:: Supplied records

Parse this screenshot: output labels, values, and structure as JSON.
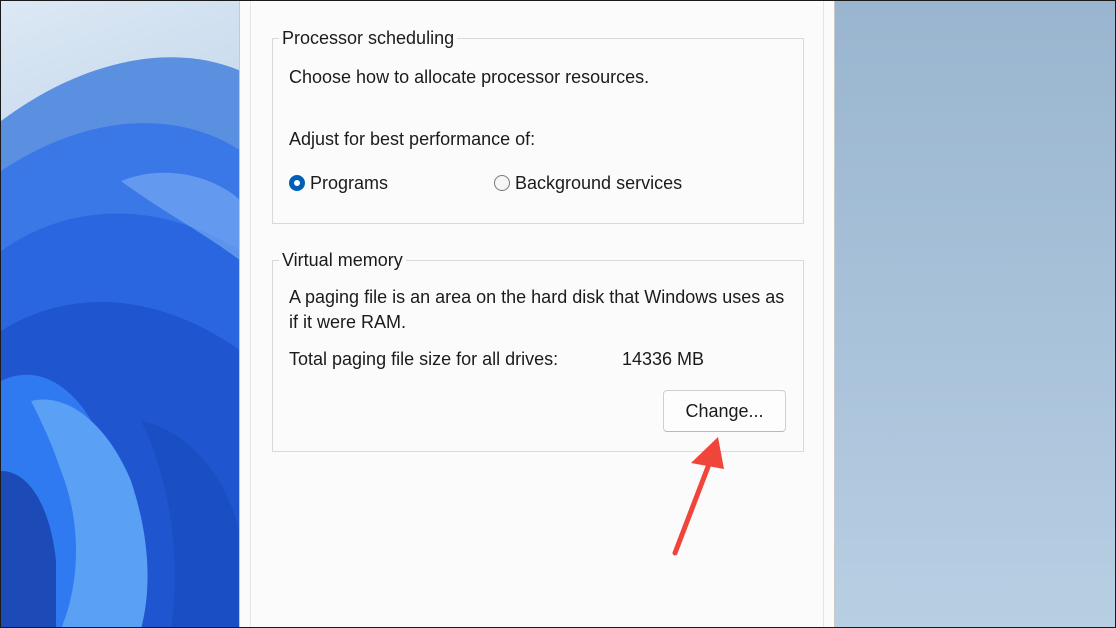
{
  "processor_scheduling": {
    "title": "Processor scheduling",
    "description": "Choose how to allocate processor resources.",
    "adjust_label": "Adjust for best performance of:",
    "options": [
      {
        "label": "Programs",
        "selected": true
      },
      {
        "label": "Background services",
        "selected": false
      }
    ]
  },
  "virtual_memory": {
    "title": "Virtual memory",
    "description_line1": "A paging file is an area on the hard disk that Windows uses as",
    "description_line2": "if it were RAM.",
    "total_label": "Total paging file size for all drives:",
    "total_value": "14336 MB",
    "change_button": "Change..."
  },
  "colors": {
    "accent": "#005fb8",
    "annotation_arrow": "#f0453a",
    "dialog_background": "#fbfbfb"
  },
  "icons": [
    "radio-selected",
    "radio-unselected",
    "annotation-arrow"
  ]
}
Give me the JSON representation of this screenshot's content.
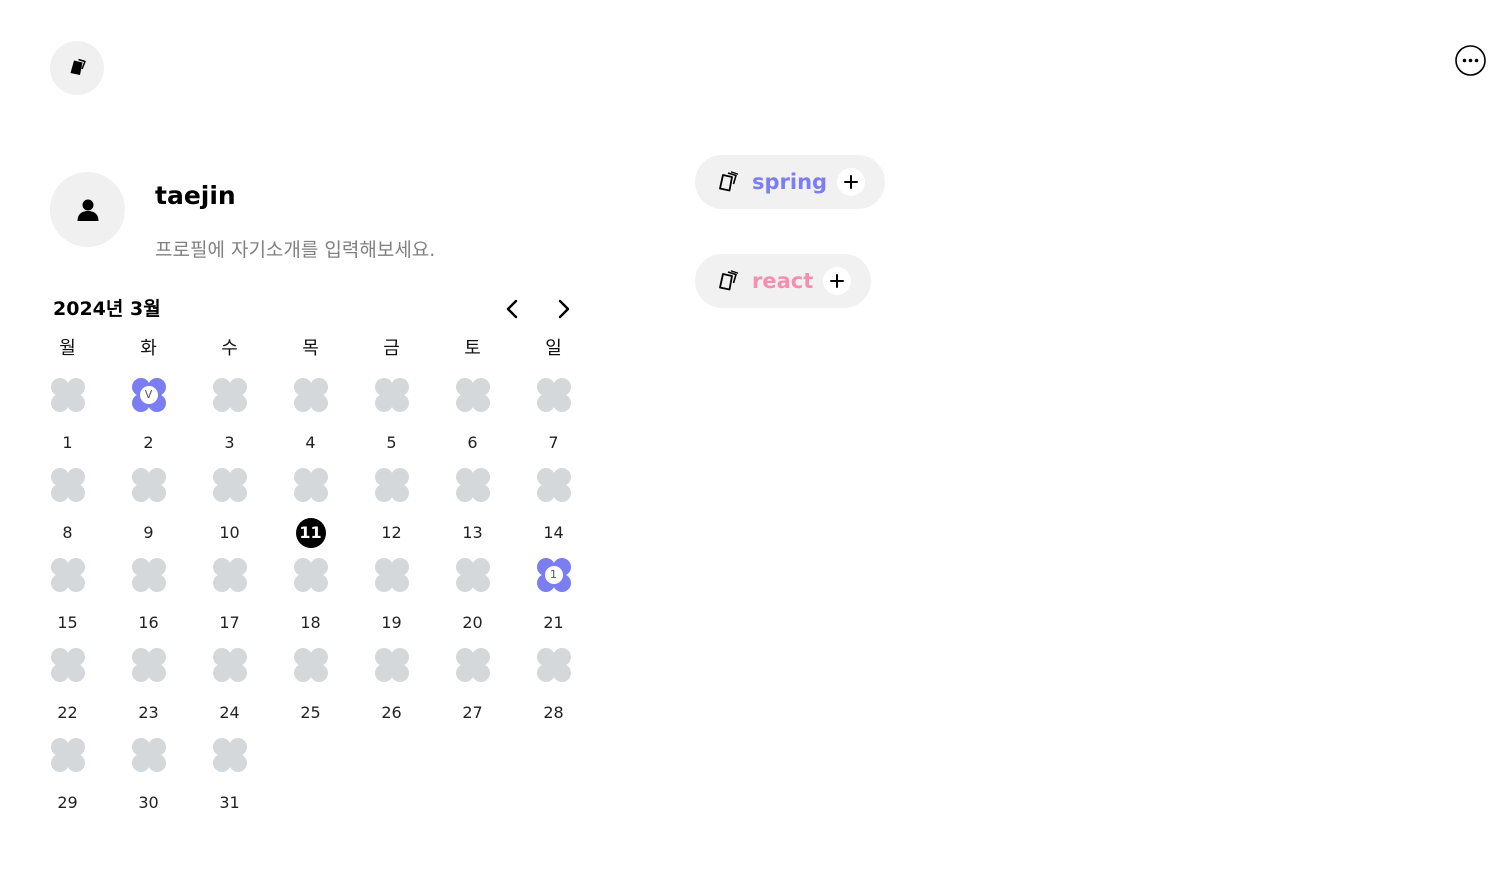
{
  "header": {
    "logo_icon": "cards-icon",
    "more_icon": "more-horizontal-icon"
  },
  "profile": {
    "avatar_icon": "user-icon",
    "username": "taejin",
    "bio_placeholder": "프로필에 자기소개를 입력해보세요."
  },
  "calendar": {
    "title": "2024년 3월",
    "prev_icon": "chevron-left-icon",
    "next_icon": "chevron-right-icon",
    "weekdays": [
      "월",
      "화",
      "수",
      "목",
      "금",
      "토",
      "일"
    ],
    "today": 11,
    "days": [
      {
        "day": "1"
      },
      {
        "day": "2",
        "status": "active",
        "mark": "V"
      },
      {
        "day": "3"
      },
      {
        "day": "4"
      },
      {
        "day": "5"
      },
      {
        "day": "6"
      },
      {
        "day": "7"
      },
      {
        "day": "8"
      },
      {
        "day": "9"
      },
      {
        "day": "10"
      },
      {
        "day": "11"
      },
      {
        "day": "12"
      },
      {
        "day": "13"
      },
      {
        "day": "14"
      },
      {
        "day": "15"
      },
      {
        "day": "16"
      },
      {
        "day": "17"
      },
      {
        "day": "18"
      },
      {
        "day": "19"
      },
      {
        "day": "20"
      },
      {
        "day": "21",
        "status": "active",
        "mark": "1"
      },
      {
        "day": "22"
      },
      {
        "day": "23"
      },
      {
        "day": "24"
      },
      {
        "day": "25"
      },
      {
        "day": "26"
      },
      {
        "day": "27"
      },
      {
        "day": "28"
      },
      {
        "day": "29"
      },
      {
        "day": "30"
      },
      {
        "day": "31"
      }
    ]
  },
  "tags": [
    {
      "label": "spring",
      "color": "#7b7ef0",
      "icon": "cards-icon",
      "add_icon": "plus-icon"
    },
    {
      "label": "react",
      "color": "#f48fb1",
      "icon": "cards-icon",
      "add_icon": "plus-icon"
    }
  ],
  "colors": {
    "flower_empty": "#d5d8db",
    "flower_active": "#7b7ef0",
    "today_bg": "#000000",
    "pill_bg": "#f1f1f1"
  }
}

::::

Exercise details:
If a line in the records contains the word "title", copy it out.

Response to this task:
    "title": "Processor scheduling",
    "title": "Virtual memory",
    "title": "2024년 3월",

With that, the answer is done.